(What is needed): Search the material below for the word "label". Copy every line where it is found.

(Extracted entries)

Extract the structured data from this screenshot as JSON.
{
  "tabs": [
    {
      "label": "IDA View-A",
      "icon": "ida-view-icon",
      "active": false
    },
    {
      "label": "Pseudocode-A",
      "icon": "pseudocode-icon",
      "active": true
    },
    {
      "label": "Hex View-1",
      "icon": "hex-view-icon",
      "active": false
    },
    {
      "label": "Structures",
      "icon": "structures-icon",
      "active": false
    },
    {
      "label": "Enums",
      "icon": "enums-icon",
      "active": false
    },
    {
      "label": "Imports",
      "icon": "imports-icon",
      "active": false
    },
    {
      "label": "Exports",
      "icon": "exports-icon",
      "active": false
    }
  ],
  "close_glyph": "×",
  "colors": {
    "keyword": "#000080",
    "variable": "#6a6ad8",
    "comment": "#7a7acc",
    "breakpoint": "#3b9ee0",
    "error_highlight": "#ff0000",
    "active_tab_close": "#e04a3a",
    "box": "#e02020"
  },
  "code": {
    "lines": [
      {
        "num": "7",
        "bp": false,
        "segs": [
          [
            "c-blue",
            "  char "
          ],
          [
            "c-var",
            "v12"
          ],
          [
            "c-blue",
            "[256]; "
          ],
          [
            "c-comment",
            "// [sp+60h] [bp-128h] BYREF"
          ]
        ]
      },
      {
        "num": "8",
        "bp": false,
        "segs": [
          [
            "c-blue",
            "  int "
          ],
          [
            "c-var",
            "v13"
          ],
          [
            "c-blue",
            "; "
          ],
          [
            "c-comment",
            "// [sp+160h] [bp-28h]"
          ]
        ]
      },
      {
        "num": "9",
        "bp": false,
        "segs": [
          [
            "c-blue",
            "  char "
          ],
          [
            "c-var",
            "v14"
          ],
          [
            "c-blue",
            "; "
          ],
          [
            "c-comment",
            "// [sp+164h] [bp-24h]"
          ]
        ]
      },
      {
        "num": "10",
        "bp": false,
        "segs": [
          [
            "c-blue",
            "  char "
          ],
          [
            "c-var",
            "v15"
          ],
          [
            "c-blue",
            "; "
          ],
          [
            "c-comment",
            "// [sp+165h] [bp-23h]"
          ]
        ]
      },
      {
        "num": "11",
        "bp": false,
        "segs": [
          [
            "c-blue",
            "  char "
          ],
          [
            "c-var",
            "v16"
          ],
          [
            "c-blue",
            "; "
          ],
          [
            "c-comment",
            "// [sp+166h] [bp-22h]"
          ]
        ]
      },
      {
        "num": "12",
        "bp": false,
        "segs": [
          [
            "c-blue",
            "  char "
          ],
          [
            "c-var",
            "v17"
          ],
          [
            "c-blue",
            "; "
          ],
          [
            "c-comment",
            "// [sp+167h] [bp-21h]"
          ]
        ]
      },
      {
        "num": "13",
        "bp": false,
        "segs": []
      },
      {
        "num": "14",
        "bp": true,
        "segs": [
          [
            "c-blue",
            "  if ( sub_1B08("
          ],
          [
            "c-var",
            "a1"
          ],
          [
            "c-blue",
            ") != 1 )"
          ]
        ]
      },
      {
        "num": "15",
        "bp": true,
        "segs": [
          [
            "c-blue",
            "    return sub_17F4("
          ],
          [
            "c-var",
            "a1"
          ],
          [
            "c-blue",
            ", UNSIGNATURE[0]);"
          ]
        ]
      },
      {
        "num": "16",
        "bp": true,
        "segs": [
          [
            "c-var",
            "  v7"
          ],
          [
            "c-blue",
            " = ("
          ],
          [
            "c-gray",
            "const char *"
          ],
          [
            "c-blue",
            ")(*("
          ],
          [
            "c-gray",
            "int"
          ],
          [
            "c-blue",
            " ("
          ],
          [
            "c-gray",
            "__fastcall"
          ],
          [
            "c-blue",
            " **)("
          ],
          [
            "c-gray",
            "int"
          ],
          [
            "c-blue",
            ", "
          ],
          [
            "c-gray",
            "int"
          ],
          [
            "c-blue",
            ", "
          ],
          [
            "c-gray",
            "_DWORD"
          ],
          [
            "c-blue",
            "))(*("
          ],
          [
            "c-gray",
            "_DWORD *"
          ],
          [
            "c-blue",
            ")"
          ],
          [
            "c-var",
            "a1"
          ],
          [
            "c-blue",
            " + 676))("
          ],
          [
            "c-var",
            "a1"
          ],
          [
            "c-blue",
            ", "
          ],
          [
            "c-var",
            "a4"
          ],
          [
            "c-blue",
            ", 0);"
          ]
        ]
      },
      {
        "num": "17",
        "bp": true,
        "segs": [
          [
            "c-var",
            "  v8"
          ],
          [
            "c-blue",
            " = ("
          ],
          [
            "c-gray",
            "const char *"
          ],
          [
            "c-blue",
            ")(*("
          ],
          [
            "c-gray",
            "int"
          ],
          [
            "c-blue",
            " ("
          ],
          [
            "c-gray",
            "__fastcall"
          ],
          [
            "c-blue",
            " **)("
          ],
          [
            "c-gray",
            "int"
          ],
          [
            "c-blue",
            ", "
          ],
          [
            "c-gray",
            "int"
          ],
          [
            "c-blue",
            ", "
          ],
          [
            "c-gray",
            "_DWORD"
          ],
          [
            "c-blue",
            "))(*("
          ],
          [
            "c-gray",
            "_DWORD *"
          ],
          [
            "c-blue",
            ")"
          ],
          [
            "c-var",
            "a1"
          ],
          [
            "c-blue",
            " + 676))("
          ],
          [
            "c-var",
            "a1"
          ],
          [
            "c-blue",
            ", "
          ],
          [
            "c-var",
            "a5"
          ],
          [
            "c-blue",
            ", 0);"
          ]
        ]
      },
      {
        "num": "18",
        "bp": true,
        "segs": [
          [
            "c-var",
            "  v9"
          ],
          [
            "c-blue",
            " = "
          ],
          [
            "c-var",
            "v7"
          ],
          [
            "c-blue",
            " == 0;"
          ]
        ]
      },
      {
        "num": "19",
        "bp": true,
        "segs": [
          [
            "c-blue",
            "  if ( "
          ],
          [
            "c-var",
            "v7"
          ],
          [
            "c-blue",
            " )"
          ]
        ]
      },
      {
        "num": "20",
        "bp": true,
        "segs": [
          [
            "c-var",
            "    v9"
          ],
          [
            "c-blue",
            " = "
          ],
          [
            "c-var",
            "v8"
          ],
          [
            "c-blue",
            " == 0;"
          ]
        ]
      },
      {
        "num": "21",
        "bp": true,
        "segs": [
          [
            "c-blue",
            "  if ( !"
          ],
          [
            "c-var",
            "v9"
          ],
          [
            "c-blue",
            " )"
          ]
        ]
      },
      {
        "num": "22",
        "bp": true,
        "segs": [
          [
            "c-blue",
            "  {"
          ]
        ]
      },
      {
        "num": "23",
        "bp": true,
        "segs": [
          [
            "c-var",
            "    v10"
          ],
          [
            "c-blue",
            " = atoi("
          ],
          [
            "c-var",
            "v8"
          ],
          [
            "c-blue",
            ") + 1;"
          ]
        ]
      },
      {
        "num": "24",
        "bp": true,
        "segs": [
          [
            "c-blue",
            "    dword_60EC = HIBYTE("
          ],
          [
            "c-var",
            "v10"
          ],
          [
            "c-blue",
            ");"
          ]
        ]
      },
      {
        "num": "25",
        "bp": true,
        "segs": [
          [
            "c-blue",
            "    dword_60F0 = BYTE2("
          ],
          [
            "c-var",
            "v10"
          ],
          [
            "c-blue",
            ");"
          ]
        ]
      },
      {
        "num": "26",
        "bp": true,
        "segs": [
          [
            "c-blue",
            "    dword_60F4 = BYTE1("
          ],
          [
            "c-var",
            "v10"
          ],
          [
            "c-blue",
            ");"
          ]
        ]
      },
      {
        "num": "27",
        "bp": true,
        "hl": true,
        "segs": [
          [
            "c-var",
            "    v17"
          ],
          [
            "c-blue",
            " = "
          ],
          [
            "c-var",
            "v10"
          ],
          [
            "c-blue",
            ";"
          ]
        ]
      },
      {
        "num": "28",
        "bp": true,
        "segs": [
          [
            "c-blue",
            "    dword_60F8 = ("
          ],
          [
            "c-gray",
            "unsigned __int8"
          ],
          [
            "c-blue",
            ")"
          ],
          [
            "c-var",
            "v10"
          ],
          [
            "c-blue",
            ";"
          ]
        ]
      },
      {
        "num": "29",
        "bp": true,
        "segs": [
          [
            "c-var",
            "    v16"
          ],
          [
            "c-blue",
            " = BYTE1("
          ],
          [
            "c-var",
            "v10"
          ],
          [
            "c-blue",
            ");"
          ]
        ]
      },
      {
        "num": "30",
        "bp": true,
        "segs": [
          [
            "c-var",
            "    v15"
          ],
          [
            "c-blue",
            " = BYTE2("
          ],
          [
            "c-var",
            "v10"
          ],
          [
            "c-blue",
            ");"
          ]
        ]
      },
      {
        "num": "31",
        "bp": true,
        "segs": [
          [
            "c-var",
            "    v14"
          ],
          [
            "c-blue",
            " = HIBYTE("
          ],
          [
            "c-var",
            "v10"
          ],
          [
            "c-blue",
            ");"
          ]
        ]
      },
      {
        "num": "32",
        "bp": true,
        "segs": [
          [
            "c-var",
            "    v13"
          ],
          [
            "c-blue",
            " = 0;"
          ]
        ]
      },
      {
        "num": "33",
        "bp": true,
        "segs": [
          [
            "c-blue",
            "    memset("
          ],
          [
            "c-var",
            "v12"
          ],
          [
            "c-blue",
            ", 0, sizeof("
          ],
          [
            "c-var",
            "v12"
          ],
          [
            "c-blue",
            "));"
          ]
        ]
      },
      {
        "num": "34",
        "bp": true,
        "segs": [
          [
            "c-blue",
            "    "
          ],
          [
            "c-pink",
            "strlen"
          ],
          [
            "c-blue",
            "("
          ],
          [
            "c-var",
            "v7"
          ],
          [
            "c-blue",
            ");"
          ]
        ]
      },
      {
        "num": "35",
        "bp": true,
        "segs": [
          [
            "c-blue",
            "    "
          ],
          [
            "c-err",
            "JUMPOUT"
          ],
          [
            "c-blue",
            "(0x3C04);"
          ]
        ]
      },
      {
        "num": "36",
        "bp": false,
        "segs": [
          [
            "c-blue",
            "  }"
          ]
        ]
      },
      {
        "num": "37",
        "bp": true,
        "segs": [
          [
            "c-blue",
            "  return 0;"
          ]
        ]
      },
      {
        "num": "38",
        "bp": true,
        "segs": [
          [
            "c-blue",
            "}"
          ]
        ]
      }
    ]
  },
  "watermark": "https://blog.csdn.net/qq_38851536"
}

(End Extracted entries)

(Finished exercise):
      "label": "IDA View-A",
      "label": "Pseudocode-A",
      "label": "Hex View-1",
      "label": "Structures",
      "label": "Enums",
      "label": "Imports",
      "label": "Exports",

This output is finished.